Way back in 1996 when I read “10 Natural Laws of Successful Time and Life Management”, I learned that the statement “I don’t have time” is a lie. It really means “I value something else more than whatever you’re asking for during that time slot”. Because of that, I avoid telling people “I don’t have time”. I also avoid the feeling-hurting “I value something else more during that time slot.” I’ll sometimes say “I have to do x” or “I’m busy with x at that time”. Sometimes I’ll use the more general “I’m busy with other things”.

I try to be honest with people, without being a jerk and without using the clichéd “I don’t have time”. I also realize that my priorities can be fluid, and I will sometimes reprioritize accordingly.

I’m starting a blog post about silly things we say without really thinking about what they mean. I think “I don’t have time” is one of them.

INC Magazine: Top Business Books

INC Magazine has a list of the “Top Business Books”. I’ve actually read one of them. You can try to guess which one.

Of all the reading lists I’ve come across, INC’s is one of the least inspiring. I don’t know if it’s because the reviews are so short. They’re way too short to tell you why that particular book would be useful, at least, in my case. Seeing how these books come from 800ceoread, they’re probably for people high up in large organizations.

I have found a few useful reading lists. Joel Spolski put together a list for a software MBA curriculum his company was offering about 5 years ago. I can’t find evidence at this point that this list has been updated. I also recently blogged about the Personal MBA Reading List. A couple of years ago, I wrote a blog post about a Navy Reading List I came across.

I think reading lists are important. When I come across people I respect and admire (and want to be like), I always want to find out what books they’ve read.

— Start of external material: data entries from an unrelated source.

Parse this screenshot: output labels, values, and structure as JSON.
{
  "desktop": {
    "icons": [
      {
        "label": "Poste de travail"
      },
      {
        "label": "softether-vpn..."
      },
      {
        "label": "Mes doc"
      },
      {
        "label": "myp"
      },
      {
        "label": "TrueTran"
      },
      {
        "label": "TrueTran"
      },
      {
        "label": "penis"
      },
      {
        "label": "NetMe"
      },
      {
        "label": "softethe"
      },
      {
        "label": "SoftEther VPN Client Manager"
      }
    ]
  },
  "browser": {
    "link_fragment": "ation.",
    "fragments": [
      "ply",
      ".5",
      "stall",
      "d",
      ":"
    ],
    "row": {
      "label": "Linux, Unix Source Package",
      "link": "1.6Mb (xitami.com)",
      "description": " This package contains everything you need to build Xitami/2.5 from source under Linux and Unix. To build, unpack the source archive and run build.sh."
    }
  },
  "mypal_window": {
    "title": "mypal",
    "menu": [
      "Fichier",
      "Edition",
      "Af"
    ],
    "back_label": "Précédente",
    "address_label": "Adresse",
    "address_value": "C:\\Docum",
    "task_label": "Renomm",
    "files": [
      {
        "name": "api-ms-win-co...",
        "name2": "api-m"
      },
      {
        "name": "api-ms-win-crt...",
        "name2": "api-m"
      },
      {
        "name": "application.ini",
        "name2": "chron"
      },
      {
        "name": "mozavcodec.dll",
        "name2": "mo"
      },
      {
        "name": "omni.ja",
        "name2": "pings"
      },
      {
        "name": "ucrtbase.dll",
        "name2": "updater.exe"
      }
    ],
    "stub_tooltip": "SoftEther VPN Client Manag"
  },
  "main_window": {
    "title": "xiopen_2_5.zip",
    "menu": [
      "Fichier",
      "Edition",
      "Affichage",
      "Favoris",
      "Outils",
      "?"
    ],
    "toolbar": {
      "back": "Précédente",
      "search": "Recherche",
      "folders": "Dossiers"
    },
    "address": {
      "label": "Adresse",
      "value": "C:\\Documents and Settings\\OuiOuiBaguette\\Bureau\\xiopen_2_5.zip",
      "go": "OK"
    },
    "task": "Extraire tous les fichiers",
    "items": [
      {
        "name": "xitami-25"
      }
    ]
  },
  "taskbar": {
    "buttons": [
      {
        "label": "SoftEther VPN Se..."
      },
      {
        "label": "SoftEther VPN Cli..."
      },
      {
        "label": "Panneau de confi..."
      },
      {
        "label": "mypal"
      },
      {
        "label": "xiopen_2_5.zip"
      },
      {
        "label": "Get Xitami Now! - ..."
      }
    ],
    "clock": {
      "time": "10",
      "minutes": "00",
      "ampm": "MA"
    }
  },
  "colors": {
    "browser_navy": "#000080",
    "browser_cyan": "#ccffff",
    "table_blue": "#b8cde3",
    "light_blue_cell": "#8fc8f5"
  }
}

Do you follow a reading list? Where do you get your ideas for books to read from?